■ PROBLEM REQUIREMENTS ■
An exact copy of every record, without the pictures, is what should come back.

+++ DATA SUPPLIED

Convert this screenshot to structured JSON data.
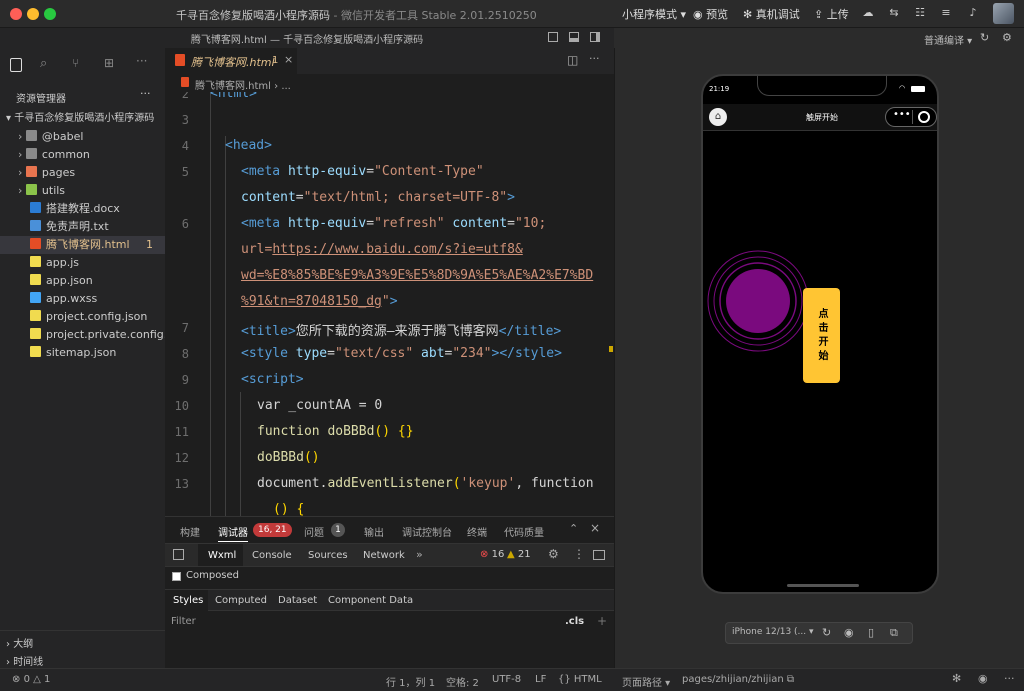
{
  "window": {
    "title": "千寻百念修复版喝酒小程序源码",
    "title_suffix": " - 微信开发者工具 Stable 2.01.2510250",
    "editor_title": "腾飞博客网.html — 千寻百念修复版喝酒小程序源码"
  },
  "toolbar": {
    "mode": "小程序模式",
    "preview": "预览",
    "real_debug": "真机调试",
    "upload": "上传",
    "compile_mode": "普通编译"
  },
  "explorer": {
    "header": "资源管理器",
    "project": "千寻百念修复版喝酒小程序源码",
    "items": [
      {
        "label": "@babel",
        "icon": "folder-icon",
        "color": "#8a8a8a"
      },
      {
        "label": "common",
        "icon": "folder-icon",
        "color": "#8a8a8a"
      },
      {
        "label": "pages",
        "icon": "folder-icon",
        "color": "#e8744f"
      },
      {
        "label": "utils",
        "icon": "folder-icon",
        "color": "#8bc34a"
      },
      {
        "label": "搭建教程.docx",
        "icon": "word-icon",
        "color": "#2b7cd3"
      },
      {
        "label": "免责声明.txt",
        "icon": "text-file-icon",
        "color": "#4a90d9"
      },
      {
        "label": "腾飞博客网.html",
        "icon": "html-icon",
        "color": "#e44d26",
        "badge": "1"
      },
      {
        "label": "app.js",
        "icon": "js-icon",
        "color": "#f0db4f"
      },
      {
        "label": "app.json",
        "icon": "json-icon",
        "color": "#f0db4f"
      },
      {
        "label": "app.wxss",
        "icon": "css-icon",
        "color": "#42a5f5"
      },
      {
        "label": "project.config.json",
        "icon": "json-icon",
        "color": "#f0db4f"
      },
      {
        "label": "project.private.config...",
        "icon": "json-icon",
        "color": "#f0db4f"
      },
      {
        "label": "sitemap.json",
        "icon": "json-icon",
        "color": "#f0db4f"
      }
    ],
    "outline": "大纲",
    "timeline": "时间线"
  },
  "editor": {
    "tab_label": "腾飞博客网.html",
    "tab_badge": "1",
    "breadcrumb_file": "腾飞博客网.html",
    "breadcrumb_more": "...",
    "line_numbers": [
      "2",
      "3",
      "4",
      "5",
      "6",
      "7",
      "8",
      "9",
      "10",
      "11",
      "12",
      "13"
    ]
  },
  "panel": {
    "tabs": [
      "构建",
      "调试器",
      "问题",
      "输出",
      "调试控制台",
      "终端",
      "代码质量"
    ],
    "debugger_badge": "16, 21",
    "problems_badge": "1",
    "devtools_tabs": [
      "Wxml",
      "Console",
      "Sources",
      "Network"
    ],
    "errors": "16",
    "warnings": "21",
    "composed": "Composed",
    "styles_tabs": [
      "Styles",
      "Computed",
      "Dataset",
      "Component Data"
    ],
    "filter_placeholder": "Filter",
    "cls": ".cls"
  },
  "statusbar": {
    "errors": "0",
    "warnings": "1",
    "position": "行 1，列 1",
    "spaces": "空格: 2",
    "encoding": "UTF-8",
    "eol": "LF",
    "language": "HTML",
    "page_path_label": "页面路径",
    "page_path": "pages/zhijian/zhijian"
  },
  "simulator": {
    "time": "21:19",
    "nav_title": "触屏开始",
    "start_button": "点击开始",
    "device": "iPhone 12/13 (..."
  },
  "colors": {
    "accent": "#ffc533",
    "circle": "#7a0a7e",
    "error": "#f14c4c",
    "warning": "#cca700"
  }
}
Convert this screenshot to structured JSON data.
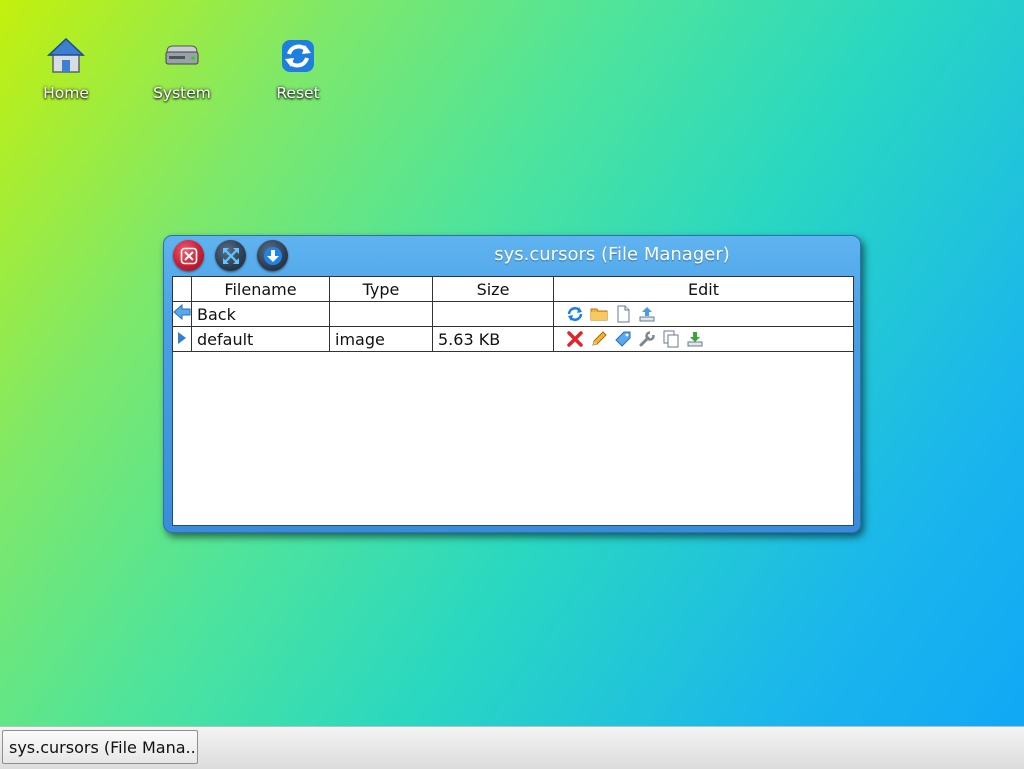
{
  "desktop": {
    "icons": [
      {
        "label": "Home",
        "icon": "home-icon"
      },
      {
        "label": "System",
        "icon": "drive-icon"
      },
      {
        "label": "Reset",
        "icon": "reset-icon"
      }
    ]
  },
  "window": {
    "title": "sys.cursors (File Manager)",
    "buttons": [
      "close-icon",
      "maximize-icon",
      "minimize-icon"
    ],
    "columns": [
      "Filename",
      "Type",
      "Size",
      "Edit"
    ],
    "rows": [
      {
        "name": "Back",
        "type": "",
        "size": "",
        "icon": "back-arrow-icon",
        "actions": [
          "refresh-icon",
          "folder-icon",
          "new-file-icon",
          "upload-icon"
        ]
      },
      {
        "name": "default",
        "type": "image",
        "size": "5.63 KB",
        "icon": "play-arrow-icon",
        "actions": [
          "delete-icon",
          "rename-icon",
          "tag-icon",
          "wrench-icon",
          "copy-icon",
          "download-icon"
        ]
      }
    ]
  },
  "taskbar": {
    "task_label": "sys.cursors (File Mana..."
  },
  "colors": {
    "window_blue": "#4aa0e6",
    "close_red": "#c81e35"
  }
}
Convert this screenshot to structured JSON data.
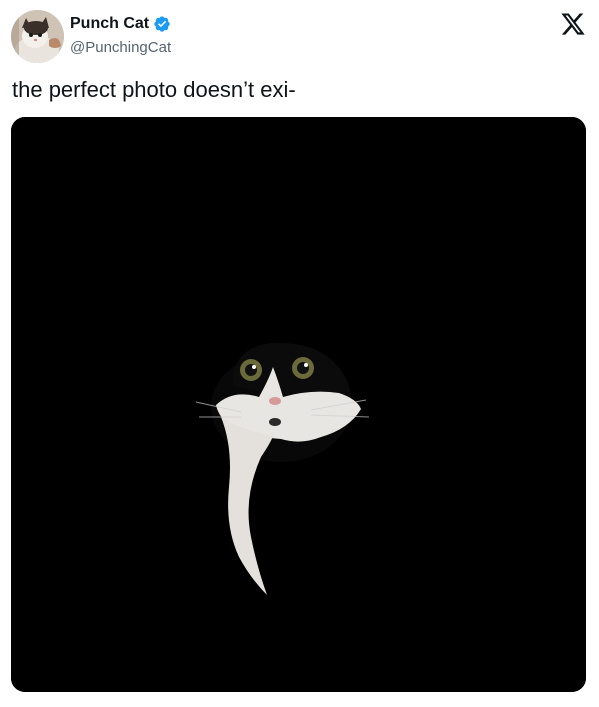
{
  "author": {
    "display_name": "Punch Cat",
    "handle": "@PunchingCat",
    "verified": true,
    "avatar_icon": "cat-avatar-icon"
  },
  "platform": {
    "logo_icon": "x-logo-icon"
  },
  "tweet": {
    "text": "the perfect photo doesn’t exi-"
  },
  "media": {
    "type": "photo",
    "subject": "black-and-white cat peeking out of darkness",
    "background_color": "#000000"
  },
  "colors": {
    "text_primary": "#0f1419",
    "text_secondary": "#536471",
    "verified_blue": "#1d9bf0"
  }
}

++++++

■ RESULT FOR THIS TASK ■
Convert this screenshot to structured JSON data.
{
  "window": {
    "title": "千寻百念修复版喝酒小程序源码",
    "title_suffix": " - 微信开发者工具 Stable 2.01.2510250",
    "editor_title": "腾飞博客网.html — 千寻百念修复版喝酒小程序源码"
  },
  "toolbar": {
    "mode": "小程序模式",
    "preview": "预览",
    "real_debug": "真机调试",
    "upload": "上传",
    "compile_mode": "普通编译"
  },
  "explorer": {
    "header": "资源管理器",
    "project": "千寻百念修复版喝酒小程序源码",
    "items": [
      {
        "label": "@babel",
        "icon": "folder-icon",
        "color": "#8a8a8a"
      },
      {
        "label": "common",
        "icon": "folder-icon",
        "color": "#8a8a8a"
      },
      {
        "label": "pages",
        "icon": "folder-icon",
        "color": "#e8744f"
      },
      {
        "label": "utils",
        "icon": "folder-icon",
        "color": "#8bc34a"
      },
      {
        "label": "搭建教程.docx",
        "icon": "word-icon",
        "color": "#2b7cd3"
      },
      {
        "label": "免责声明.txt",
        "icon": "text-file-icon",
        "color": "#4a90d9"
      },
      {
        "label": "腾飞博客网.html",
        "icon": "html-icon",
        "color": "#e44d26",
        "badge": "1"
      },
      {
        "label": "app.js",
        "icon": "js-icon",
        "color": "#f0db4f"
      },
      {
        "label": "app.json",
        "icon": "json-icon",
        "color": "#f0db4f"
      },
      {
        "label": "app.wxss",
        "icon": "css-icon",
        "color": "#42a5f5"
      },
      {
        "label": "project.config.json",
        "icon": "json-icon",
        "color": "#f0db4f"
      },
      {
        "label": "project.private.config...",
        "icon": "json-icon",
        "color": "#f0db4f"
      },
      {
        "label": "sitemap.json",
        "icon": "json-icon",
        "color": "#f0db4f"
      }
    ],
    "outline": "大纲",
    "timeline": "时间线"
  },
  "editor": {
    "tab_label": "腾飞博客网.html",
    "tab_badge": "1",
    "breadcrumb_file": "腾飞博客网.html",
    "breadcrumb_more": "...",
    "line_numbers": [
      "2",
      "3",
      "4",
      "5",
      "6",
      "7",
      "8",
      "9",
      "10",
      "11",
      "12",
      "13"
    ]
  },
  "panel": {
    "tabs": [
      "构建",
      "调试器",
      "问题",
      "输出",
      "调试控制台",
      "终端",
      "代码质量"
    ],
    "debugger_badge": "16, 21",
    "problems_badge": "1",
    "devtools_tabs": [
      "Wxml",
      "Console",
      "Sources",
      "Network"
    ],
    "errors": "16",
    "warnings": "21",
    "composed": "Composed",
    "styles_tabs": [
      "Styles",
      "Computed",
      "Dataset",
      "Component Data"
    ],
    "filter_placeholder": "Filter",
    "cls": ".cls"
  },
  "statusbar": {
    "errors": "0",
    "warnings": "1",
    "position": "行 1，列 1",
    "spaces": "空格: 2",
    "encoding": "UTF-8",
    "eol": "LF",
    "language": "HTML",
    "page_path_label": "页面路径",
    "page_path": "pages/zhijian/zhijian"
  },
  "simulator": {
    "time": "21:19",
    "nav_title": "触屏开始",
    "start_button": "点击开始",
    "device": "iPhone 12/13 (..."
  },
  "colors": {
    "accent": "#ffc533",
    "circle": "#7a0a7e",
    "error": "#f14c4c",
    "warning": "#cca700"
  }
}
Convert this screenshot to structured JSON data.
{
  "desktop": {
    "icons": [
      {
        "label": "Home",
        "icon": "home-icon"
      },
      {
        "label": "System",
        "icon": "drive-icon"
      },
      {
        "label": "Reset",
        "icon": "reset-icon"
      }
    ]
  },
  "window": {
    "title": "sys.cursors (File Manager)",
    "buttons": [
      "close-icon",
      "maximize-icon",
      "minimize-icon"
    ],
    "columns": [
      "Filename",
      "Type",
      "Size",
      "Edit"
    ],
    "rows": [
      {
        "name": "Back",
        "type": "",
        "size": "",
        "icon": "back-arrow-icon",
        "actions": [
          "refresh-icon",
          "folder-icon",
          "new-file-icon",
          "upload-icon"
        ]
      },
      {
        "name": "default",
        "type": "image",
        "size": "5.63 KB",
        "icon": "play-arrow-icon",
        "actions": [
          "delete-icon",
          "rename-icon",
          "tag-icon",
          "wrench-icon",
          "copy-icon",
          "download-icon"
        ]
      }
    ]
  },
  "taskbar": {
    "task_label": "sys.cursors (File Mana..."
  },
  "colors": {
    "window_blue": "#4aa0e6",
    "close_red": "#c81e35"
  }
}
Convert this screenshot to structured JSON data.
{
  "author": {
    "display_name": "Punch Cat",
    "handle": "@PunchingCat",
    "verified": true,
    "avatar_icon": "cat-avatar-icon"
  },
  "platform": {
    "logo_icon": "x-logo-icon"
  },
  "tweet": {
    "text": "the perfect photo doesn’t exi-"
  },
  "media": {
    "type": "photo",
    "subject": "black-and-white cat peeking out of darkness",
    "background_color": "#000000"
  },
  "colors": {
    "text_primary": "#0f1419",
    "text_secondary": "#536471",
    "verified_blue": "#1d9bf0"
  }
}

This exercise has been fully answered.